** DATA EXTRACTS follows **

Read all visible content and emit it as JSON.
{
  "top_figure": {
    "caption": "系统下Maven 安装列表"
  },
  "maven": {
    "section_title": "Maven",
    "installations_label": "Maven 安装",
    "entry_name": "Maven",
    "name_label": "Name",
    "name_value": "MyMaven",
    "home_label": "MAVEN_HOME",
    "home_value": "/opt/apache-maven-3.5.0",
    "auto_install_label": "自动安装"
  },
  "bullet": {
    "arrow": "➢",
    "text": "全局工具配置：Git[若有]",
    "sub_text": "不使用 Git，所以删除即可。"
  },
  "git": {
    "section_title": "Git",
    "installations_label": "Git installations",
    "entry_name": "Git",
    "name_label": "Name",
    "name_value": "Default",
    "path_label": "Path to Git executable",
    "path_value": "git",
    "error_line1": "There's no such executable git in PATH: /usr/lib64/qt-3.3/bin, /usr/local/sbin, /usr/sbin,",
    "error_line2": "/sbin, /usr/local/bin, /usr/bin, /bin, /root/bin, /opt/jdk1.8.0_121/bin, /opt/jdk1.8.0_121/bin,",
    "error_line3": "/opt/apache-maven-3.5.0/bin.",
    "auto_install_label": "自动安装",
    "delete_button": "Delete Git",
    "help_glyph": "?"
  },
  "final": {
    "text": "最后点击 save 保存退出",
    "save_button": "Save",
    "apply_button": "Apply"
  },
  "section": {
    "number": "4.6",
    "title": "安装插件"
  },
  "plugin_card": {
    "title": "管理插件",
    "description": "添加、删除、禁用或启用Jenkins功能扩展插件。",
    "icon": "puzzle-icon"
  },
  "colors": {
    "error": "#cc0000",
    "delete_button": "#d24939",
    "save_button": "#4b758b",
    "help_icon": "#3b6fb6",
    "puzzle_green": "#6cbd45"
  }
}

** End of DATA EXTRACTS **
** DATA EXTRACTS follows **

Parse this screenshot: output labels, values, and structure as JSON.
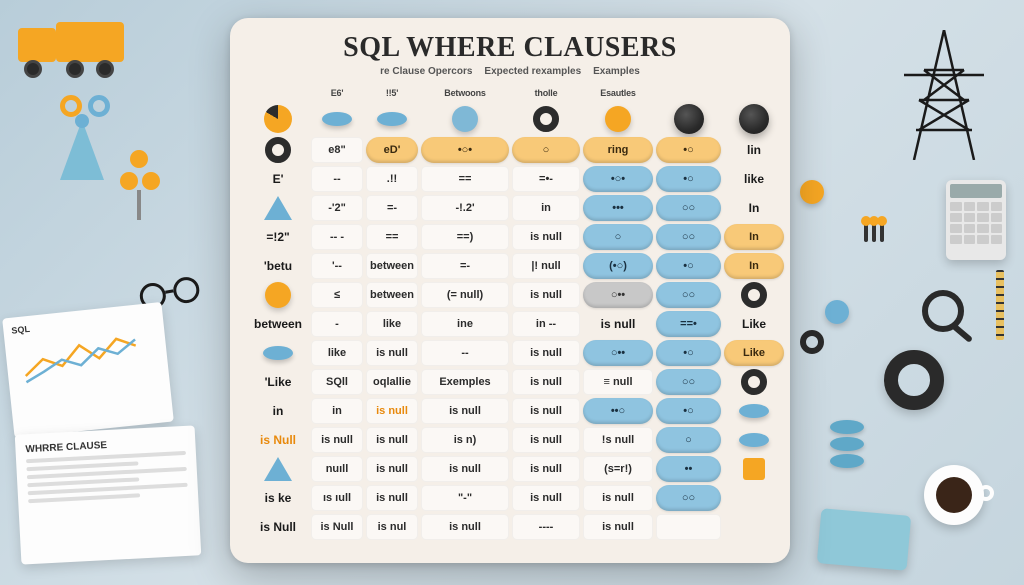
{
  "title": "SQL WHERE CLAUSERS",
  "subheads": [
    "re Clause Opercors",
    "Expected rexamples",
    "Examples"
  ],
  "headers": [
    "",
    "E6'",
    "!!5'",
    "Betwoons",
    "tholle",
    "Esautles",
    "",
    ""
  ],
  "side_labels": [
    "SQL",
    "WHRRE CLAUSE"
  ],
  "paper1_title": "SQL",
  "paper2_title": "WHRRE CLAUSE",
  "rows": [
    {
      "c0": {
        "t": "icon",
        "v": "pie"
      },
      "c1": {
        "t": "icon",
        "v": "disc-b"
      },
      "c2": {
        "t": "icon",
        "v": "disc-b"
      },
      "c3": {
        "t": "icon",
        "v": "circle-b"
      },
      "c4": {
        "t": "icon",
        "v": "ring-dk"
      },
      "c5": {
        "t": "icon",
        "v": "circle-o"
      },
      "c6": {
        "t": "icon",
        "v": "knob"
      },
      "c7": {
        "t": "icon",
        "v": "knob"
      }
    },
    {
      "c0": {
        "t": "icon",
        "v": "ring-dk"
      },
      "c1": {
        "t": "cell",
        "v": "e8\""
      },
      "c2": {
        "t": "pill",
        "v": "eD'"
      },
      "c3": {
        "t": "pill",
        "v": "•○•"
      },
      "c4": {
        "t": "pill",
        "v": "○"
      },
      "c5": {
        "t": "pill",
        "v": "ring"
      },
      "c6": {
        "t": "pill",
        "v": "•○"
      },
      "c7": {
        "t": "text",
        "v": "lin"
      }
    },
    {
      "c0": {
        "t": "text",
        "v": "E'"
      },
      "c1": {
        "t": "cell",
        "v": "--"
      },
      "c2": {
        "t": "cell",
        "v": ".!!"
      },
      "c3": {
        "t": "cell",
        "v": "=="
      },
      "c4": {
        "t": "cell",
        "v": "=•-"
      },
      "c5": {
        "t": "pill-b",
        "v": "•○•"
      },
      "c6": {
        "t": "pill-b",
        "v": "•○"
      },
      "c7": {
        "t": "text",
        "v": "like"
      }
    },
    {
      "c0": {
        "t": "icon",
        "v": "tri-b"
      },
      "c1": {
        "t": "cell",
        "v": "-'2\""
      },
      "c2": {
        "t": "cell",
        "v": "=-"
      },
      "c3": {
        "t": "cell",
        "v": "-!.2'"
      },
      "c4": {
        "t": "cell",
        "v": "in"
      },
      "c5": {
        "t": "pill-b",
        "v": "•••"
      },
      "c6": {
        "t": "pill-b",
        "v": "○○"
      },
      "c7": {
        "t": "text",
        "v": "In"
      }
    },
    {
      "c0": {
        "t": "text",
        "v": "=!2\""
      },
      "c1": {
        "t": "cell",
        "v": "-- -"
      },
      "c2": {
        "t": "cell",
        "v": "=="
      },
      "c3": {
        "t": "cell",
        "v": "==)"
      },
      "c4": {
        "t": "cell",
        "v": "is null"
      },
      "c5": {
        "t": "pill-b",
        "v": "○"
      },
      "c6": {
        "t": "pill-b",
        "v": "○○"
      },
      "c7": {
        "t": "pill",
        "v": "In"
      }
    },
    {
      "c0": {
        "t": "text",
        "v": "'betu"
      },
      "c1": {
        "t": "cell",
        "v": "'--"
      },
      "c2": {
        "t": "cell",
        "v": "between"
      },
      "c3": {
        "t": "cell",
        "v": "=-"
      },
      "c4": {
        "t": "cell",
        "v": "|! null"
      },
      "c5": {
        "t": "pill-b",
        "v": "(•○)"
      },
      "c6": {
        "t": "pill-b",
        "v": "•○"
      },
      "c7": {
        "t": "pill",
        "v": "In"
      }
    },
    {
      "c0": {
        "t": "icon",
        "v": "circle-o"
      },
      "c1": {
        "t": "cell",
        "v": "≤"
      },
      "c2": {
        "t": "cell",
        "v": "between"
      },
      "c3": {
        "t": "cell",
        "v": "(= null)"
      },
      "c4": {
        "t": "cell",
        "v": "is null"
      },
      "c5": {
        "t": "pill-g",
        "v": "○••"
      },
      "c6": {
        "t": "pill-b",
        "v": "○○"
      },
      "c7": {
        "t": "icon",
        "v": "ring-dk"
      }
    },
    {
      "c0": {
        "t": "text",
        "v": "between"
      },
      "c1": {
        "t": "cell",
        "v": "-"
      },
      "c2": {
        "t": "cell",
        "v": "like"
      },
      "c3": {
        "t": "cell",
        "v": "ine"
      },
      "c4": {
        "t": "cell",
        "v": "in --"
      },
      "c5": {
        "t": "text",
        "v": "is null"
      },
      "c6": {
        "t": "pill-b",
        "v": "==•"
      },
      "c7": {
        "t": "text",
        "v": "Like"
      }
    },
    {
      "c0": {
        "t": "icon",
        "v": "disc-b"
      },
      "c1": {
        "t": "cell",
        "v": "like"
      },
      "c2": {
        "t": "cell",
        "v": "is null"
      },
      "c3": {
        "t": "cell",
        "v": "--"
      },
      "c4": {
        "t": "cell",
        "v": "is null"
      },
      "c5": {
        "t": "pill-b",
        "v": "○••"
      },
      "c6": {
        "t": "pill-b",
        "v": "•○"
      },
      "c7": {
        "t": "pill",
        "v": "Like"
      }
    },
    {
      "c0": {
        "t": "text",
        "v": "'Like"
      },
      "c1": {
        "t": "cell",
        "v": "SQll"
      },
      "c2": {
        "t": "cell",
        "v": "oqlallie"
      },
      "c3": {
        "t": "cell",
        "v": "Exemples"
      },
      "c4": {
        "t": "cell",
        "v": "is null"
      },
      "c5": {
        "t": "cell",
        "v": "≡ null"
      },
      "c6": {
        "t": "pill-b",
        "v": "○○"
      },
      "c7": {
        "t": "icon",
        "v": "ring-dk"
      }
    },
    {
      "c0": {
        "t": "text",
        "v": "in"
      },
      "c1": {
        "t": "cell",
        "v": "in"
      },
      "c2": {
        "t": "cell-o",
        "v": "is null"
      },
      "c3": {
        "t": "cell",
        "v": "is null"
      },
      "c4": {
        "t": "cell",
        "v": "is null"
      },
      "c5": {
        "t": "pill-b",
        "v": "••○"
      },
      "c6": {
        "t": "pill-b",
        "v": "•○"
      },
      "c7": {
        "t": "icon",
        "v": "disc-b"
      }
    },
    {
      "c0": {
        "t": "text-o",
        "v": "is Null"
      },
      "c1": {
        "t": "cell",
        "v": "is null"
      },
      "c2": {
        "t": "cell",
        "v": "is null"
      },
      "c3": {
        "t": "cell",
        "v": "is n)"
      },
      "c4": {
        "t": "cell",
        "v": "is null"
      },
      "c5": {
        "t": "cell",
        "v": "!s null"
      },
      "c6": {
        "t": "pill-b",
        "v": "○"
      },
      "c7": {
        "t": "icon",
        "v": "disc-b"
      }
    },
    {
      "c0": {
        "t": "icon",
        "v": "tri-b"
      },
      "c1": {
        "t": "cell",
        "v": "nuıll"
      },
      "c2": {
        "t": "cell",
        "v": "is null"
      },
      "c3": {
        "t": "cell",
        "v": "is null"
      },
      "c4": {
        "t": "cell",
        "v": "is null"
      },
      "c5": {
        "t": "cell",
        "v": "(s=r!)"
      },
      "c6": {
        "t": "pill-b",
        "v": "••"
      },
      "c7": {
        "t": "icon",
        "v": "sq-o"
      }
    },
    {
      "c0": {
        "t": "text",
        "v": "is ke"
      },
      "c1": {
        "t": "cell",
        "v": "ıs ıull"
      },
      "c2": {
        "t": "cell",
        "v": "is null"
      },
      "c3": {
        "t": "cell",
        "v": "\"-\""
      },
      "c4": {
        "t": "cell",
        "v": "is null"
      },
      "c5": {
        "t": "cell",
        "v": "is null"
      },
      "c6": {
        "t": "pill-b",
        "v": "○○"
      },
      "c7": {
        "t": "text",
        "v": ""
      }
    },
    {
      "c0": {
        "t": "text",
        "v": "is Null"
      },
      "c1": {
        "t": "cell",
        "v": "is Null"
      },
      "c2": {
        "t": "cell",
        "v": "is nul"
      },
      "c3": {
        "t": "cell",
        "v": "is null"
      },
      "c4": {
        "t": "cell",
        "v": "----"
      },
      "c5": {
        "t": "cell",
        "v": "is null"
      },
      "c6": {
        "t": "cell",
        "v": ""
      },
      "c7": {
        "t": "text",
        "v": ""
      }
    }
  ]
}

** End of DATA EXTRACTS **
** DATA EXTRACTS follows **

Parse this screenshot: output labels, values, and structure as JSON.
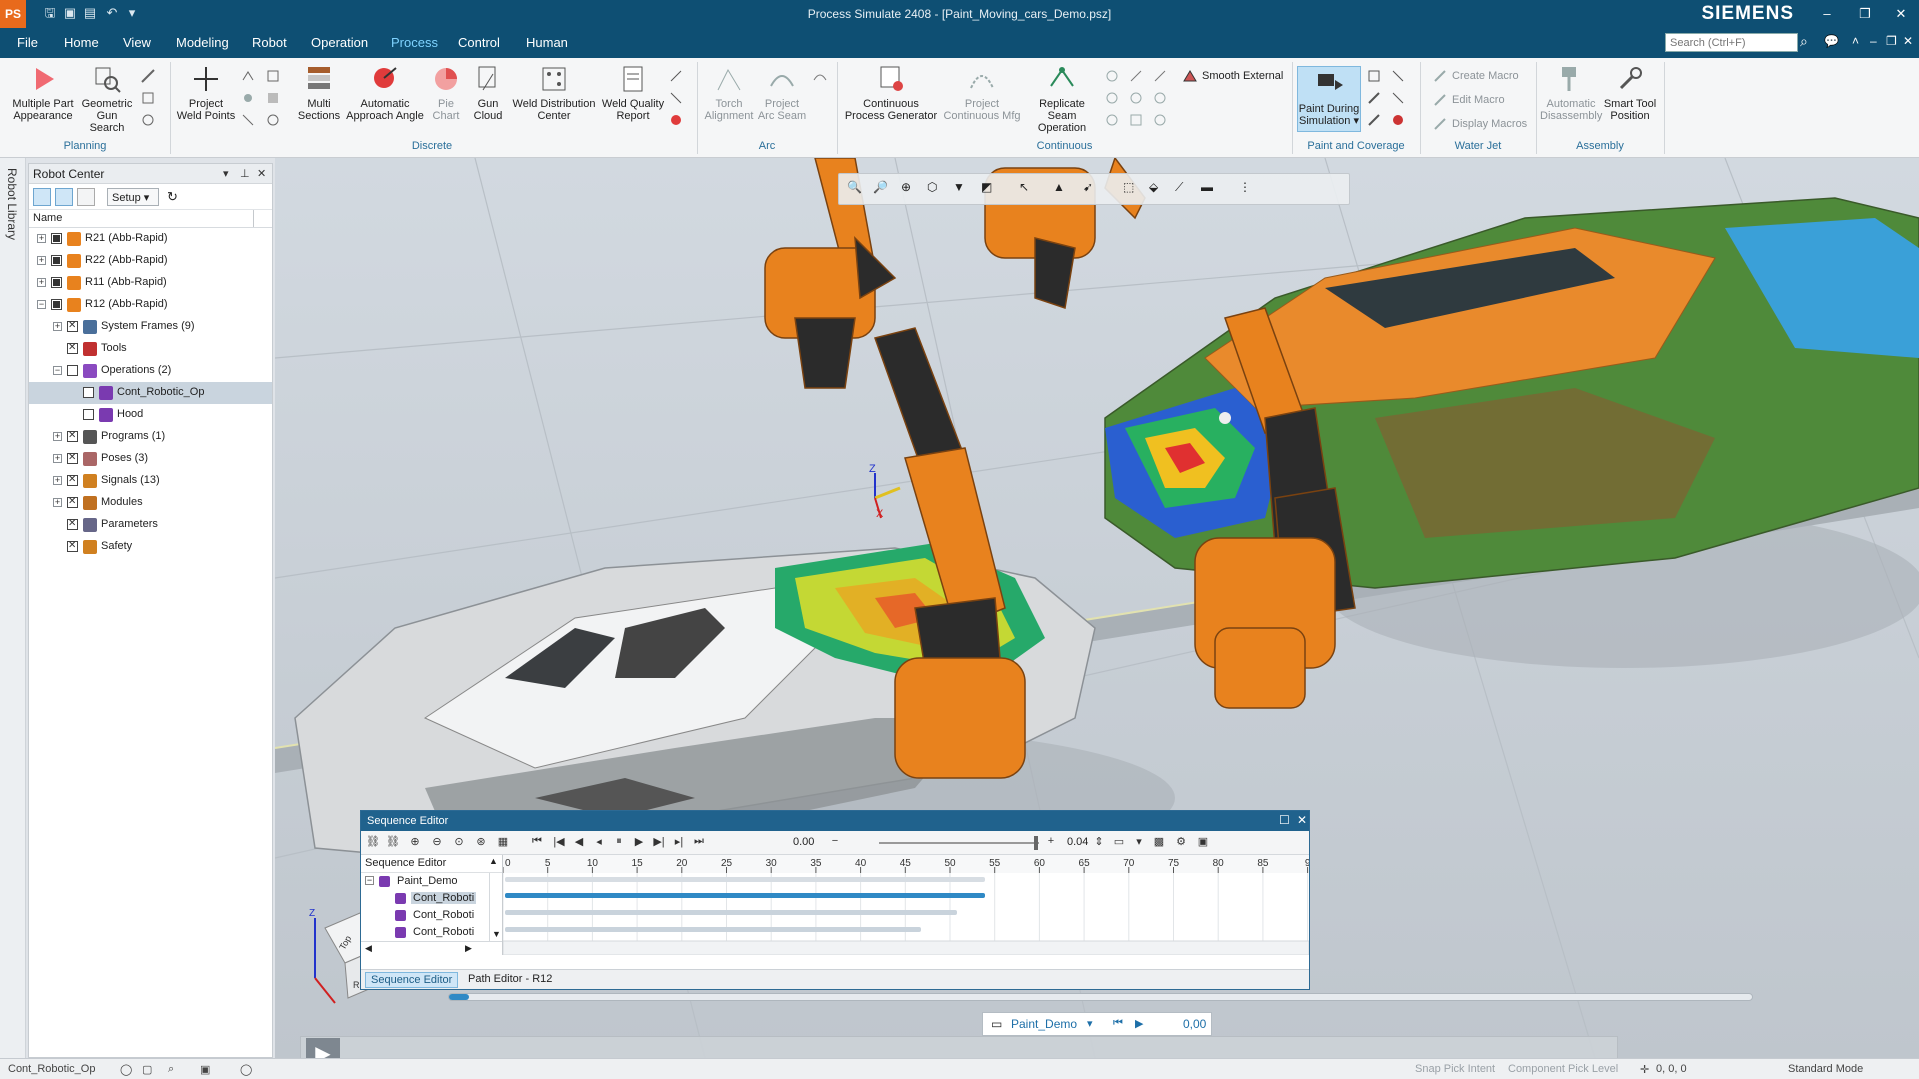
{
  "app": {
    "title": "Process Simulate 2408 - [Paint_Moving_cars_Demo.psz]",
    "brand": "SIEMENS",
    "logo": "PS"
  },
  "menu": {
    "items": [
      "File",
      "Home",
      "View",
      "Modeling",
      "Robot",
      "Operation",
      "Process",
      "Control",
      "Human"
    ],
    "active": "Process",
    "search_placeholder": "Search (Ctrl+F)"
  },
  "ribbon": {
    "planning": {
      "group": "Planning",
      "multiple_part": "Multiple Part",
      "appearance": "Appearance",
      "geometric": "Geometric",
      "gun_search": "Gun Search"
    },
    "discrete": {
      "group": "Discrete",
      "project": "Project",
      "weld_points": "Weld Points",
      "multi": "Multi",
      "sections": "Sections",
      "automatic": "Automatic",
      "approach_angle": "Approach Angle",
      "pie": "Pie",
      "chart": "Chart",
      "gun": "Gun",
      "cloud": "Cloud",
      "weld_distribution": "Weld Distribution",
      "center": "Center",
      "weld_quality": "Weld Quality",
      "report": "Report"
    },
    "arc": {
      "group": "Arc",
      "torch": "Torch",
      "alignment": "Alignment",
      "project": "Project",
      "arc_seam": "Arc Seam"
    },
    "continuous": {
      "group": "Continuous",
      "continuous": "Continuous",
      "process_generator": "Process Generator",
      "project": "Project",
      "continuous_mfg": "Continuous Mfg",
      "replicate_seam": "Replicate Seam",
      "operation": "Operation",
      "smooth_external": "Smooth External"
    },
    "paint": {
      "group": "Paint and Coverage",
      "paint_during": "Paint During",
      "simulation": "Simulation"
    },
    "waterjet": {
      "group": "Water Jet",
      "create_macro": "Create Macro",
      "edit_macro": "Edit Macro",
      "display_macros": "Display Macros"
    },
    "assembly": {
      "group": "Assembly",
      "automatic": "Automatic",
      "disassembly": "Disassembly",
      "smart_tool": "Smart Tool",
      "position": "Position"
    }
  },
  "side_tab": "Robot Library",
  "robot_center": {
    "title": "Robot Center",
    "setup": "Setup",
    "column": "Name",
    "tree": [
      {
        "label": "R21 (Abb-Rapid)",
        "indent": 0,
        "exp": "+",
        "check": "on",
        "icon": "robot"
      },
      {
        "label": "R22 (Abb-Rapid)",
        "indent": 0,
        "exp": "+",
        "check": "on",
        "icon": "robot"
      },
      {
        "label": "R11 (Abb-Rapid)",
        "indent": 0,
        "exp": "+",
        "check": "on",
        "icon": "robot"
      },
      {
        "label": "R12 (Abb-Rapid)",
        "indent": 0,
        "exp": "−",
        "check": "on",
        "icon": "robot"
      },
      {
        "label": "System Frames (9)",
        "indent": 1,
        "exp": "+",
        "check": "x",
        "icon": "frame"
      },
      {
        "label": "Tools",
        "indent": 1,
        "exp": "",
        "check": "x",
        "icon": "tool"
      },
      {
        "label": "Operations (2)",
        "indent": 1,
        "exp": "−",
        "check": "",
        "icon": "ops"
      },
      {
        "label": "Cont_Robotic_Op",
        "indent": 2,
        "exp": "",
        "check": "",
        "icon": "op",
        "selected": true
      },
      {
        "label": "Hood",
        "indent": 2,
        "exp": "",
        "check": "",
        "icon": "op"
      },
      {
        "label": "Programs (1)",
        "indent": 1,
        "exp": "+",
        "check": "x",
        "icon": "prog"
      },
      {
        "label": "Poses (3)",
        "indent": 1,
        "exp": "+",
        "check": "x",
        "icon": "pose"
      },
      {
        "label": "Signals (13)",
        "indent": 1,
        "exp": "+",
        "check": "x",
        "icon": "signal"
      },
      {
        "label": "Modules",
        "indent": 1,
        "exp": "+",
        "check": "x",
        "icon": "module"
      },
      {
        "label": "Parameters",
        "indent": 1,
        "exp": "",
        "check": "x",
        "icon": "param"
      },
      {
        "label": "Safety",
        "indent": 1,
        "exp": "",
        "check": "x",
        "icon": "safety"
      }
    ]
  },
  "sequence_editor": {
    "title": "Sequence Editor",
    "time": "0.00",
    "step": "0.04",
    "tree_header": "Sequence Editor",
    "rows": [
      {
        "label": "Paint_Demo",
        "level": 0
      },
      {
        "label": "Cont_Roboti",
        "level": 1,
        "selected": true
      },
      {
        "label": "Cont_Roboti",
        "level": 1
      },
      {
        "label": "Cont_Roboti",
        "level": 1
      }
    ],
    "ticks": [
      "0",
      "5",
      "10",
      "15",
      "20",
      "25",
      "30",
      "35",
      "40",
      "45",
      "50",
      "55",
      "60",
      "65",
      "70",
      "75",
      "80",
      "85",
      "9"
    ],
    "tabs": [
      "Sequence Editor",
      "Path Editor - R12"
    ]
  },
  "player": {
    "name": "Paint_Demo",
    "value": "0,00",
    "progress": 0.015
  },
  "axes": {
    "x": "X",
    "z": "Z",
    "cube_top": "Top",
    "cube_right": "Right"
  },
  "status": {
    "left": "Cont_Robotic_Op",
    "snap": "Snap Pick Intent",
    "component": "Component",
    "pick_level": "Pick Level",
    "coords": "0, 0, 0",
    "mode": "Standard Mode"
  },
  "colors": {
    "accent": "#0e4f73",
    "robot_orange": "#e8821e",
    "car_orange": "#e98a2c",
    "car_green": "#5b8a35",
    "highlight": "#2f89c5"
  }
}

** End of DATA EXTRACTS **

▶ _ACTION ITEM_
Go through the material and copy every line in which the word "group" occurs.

▶ _SOLUTION_
      "group": "Planning",
      "group": "Discrete",
      "group": "Arc",
      "group": "Continuous",
      "group": "Paint and Coverage",
      "group": "Water Jet",
      "group": "Assembly",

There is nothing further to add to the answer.